Demand generation and lead generation are two strategies that come together in digital marketing and inbound marketing practices, which is why both terms are often used interchangeably. Nevertheless, demand generation and lead generation are two separate and complementary practices that intervene at different stages of the sales cycle. As HubSpot effectively condenses in a dedicated post, ‘demand generation helps you grow, while lead generation helps you convert‘. Specifically, the goal of demand generation is to attract interest in your target audience, while lead generation focuses on converting interested users into prospects, into leads, and then into customers. Considering the structure of the sales funnel, as already mentioned, demand generation is placed at the top (TOFU), with the last phase of the AIDA model, i.e. the action, determining the start of the actual lead generation process. A final, but crucial difference is how you share content. Content intended for lead generation requires the input of personal data to access confidential information or material, whereas content intended for demand generation is freely available. To give you an example, this article and the blog on which it is hosted are demand generation tools, while the Lead Generation Playbook, in which you can learn more about Lead Champion’s functionalities for your B2B digital marketing thanks to exclusive insights, is a lead generation tool. Demand o Lead Generation

B2B Demand Generation KPIs

As we have already mentioned, conversion is only the final step in a demand generation strategy. This might suggest that this is a volatile phase, difficult to quantify by means of metrics that can tell whether it is successful or not. However, there are KPIs that you can refer to in order to assess your B2B demand generation and the resources deployed for it:

Marketing Qualified Leads & Sales Qualified Leads

The numerical value of qualified leads, i.e. indicated as potential buyers by Marketing and Sales respectively, is a primary indicator of the effect your demand generation strategy is having on your target audience.

Cost Per Lead

The Cost Per Lead (CPL) also includes within it the costs dedicated to demand generation activities in relation to the budget. You can monitor the CPL for each touchpoint, or for a specific time period or a specific campaign.

Return On Investment

The costs of demand generation activities are also part of the factors to be considered when calculating ROI, a metric that measures the impact of the investment as a percentage of your company’s overall turnover. Demand Generation B2B

3 tips for a successful B2B demand generation strategy

1) Provide valuable content

Becoming a benchmark in the industry is what any marketer aspires to, but we all know it’s not easy. Investing time and resources in a good content strategy, however, is crucial to gaining the trust of future customers, especially in the B2B sector. Think first about how to communicate your expertise and in which formats, from the classic blog to participation in podcasts and events: knowledge after all is the most important value in B2B sales techniques, now is the time to put it out there!

2) Recognise and harness the power of community

The B2B world travels at a different speed than B2C, but that doesn’t mean your company should isolate itself from the world!
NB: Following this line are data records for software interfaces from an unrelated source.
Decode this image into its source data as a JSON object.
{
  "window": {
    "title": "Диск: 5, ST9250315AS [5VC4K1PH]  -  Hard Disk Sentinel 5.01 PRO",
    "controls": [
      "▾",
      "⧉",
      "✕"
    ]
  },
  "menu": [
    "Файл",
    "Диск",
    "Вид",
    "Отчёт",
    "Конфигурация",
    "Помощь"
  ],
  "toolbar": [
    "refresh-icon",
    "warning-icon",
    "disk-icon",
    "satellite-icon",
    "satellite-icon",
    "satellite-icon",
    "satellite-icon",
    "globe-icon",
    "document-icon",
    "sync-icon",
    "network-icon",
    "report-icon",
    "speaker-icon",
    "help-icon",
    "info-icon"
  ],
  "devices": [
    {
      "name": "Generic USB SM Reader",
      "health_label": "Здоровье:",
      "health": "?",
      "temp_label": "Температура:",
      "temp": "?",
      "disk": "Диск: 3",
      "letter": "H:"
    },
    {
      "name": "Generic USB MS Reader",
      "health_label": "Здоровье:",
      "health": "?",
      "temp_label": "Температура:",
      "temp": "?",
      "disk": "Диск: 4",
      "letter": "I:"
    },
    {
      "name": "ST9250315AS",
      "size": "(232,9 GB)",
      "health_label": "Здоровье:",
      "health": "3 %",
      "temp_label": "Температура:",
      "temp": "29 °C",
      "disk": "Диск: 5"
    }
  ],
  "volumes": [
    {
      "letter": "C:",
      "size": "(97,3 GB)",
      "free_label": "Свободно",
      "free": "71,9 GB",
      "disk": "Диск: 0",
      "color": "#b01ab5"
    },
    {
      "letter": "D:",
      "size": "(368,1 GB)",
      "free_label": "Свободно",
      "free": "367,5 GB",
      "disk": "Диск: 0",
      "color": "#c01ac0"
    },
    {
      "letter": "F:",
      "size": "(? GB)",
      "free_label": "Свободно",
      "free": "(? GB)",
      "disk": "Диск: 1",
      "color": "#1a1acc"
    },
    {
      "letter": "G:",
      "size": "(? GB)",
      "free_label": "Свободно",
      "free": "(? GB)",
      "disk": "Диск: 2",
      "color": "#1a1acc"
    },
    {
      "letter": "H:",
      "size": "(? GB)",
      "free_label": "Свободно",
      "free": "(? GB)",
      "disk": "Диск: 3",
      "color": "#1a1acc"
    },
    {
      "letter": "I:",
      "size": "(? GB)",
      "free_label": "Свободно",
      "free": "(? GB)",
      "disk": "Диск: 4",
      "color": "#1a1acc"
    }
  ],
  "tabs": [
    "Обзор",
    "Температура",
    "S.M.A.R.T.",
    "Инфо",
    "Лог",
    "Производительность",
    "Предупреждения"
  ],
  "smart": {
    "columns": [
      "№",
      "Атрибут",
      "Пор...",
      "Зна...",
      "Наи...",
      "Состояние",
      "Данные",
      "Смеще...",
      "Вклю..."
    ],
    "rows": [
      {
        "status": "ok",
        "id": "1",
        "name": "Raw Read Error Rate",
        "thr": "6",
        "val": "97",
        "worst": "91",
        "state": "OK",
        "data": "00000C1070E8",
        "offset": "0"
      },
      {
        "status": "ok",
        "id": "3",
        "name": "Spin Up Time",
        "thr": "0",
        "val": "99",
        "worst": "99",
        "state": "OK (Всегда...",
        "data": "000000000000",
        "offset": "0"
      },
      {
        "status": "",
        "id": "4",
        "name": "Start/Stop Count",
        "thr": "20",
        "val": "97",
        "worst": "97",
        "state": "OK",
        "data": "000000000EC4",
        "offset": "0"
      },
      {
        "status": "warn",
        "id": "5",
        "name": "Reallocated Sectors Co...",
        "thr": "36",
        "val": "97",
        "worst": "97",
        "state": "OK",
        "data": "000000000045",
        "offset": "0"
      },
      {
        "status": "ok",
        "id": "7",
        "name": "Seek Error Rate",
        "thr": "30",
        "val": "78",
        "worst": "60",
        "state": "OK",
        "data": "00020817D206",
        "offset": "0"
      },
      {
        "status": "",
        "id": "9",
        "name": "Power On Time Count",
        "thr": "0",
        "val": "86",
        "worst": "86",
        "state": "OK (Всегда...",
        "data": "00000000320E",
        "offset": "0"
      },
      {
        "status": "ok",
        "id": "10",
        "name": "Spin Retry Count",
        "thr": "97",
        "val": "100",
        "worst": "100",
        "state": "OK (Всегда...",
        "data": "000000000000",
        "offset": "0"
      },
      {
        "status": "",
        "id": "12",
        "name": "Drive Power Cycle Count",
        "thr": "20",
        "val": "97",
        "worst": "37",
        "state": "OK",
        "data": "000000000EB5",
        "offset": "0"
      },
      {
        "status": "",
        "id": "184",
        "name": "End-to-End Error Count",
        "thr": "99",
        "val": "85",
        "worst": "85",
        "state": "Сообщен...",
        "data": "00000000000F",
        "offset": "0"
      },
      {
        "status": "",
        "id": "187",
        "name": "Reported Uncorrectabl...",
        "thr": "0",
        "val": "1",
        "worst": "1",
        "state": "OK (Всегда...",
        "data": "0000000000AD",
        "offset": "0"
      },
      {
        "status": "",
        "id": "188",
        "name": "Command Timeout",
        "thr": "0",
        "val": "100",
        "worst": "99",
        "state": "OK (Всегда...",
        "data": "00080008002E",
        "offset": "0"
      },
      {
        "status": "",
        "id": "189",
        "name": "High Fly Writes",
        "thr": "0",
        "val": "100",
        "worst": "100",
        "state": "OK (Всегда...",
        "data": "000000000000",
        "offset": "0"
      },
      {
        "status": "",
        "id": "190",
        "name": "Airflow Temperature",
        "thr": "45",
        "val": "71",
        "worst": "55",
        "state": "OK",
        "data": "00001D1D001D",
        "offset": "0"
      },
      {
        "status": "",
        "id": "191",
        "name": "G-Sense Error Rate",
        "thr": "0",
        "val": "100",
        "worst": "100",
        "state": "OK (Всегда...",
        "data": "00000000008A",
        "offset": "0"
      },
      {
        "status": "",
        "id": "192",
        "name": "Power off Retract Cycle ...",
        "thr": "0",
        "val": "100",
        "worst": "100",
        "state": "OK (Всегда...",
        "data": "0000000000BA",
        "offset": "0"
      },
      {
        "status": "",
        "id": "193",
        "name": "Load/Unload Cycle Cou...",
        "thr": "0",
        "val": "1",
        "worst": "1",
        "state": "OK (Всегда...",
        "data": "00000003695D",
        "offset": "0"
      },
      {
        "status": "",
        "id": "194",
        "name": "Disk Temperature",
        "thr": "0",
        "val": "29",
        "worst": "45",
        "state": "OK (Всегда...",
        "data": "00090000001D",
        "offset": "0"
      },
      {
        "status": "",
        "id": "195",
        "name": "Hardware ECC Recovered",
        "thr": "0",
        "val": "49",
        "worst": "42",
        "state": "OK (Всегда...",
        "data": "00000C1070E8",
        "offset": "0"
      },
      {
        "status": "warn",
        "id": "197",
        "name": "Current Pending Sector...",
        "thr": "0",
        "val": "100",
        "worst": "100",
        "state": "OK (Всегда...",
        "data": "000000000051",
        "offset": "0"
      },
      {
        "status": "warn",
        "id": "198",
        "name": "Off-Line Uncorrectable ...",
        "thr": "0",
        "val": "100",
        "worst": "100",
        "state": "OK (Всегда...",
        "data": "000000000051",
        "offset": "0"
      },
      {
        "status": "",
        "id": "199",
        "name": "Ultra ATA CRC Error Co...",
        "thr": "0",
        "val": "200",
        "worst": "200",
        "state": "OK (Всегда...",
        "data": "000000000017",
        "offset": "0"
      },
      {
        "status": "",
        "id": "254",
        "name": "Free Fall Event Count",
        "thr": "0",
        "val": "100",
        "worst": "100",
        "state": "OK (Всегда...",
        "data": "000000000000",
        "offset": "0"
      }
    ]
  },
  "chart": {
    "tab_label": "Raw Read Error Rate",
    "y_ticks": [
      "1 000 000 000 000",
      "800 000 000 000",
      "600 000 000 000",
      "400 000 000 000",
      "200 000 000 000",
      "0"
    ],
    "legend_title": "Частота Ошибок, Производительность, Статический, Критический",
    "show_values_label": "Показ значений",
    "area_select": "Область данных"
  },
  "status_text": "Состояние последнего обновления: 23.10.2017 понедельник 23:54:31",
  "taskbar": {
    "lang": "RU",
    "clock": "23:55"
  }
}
Even in business-to-business you can use social networks – LinkedIn being one of them – to connect with your audience and build a community around your brand. Similarly, it is always useful to keep your eyes open to new platforms, trying out new and more creative ways wherever possible.

3) Know your audience

Identifying and targeting your ideal audience is the necessary preventive phase for the success of any demand generation campaign. You can achieve this by analysing your website traffic with platforms such as Lead Champion discover. Using IP Tracking and Artificial Intelligence, Lead Champion discover identifies the market segments most interested in your company and helps you monitor the interest in your content over time. Find out how to integrate Lead Champion into your demand generation by trying out the free demo!